Persistence is a mindset. When a desire to achieve something is strong enough, whether it's building material wealth, attaining proficiency in playing a musical instrument, learning a foreign language, or building a successful business, persistence is what keeps you on the proper path. There is not a single meaningful thing that any of us have achieved in our lives that was easy; the way you accomplished those things was by being persistent. Making improvements to your health and fitness requires the same persistence. You will not achieve your goals overnight, but regularly attending workouts and giving your best possible effort, combined with attention to detail with nutritional and sleep habits will maximize your genetic blueprint.

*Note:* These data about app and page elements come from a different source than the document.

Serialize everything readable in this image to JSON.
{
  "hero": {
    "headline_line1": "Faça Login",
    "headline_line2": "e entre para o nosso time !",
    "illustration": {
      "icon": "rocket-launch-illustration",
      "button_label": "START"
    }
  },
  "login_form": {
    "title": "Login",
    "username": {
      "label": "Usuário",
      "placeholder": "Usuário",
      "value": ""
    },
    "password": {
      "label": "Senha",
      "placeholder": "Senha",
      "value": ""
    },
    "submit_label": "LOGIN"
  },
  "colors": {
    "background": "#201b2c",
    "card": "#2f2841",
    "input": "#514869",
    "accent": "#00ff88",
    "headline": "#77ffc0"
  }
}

The persistent mindset starts at the very beginning. Each time you come in for a workout, try to eliminate other thoughts from your mind and focus on getting the best workout possible. Education is a continuous process; most people who come to Total Results have not performed this type of exercise before, and they are learning something that is new and unfamiliar. No beginning client I have ever worked with has ever executed perfect form right from the start; there is a learning curve that is accentuated with continuous instruction in the first several sessions. After this initial learning phase, once you have acquired enough skill to demonstrate good speed and form, the weights will get progressively heavier. While it may not seem that impressive to add 1 ¼ or 2 ½ pounds to the weight stack every few workouts, over the course of several months this is a significant increase in strength. When the exercise becomes uncomfortable and your first instinct is to quit, be persistent! Always believe that you can go on, no matter what. Even when you feel like you can't move the weight, be persistent. Keep pushing; sometimes you may surprise yourself. As Arthur Jones once said, exercise begins at failure; continuing to push against the weight when it isn't moving (momentary muscular failure) is the most beneficial part of the exercise. When the workout is over and you have given your best effort, celebrate what you have done and take the time to enjoy what you have accomplished.

When you have a less than optimal workout (as all of us inevitably will) or overindulge over the weekend, don't lose sleep over it. Be persistent! Try to recognize where you went wrong, be accountable, and correct that behavior. Nobody is perfect. A Total Results workout is hard work; if it were easy it wouldn't be beneficial and everybody would do it. Take pride in the fact that you are doing something that most other people are not. Stay on the persistent path and you will maximize your health and fitness.

Posted March 05, 2019 by Tim Rankin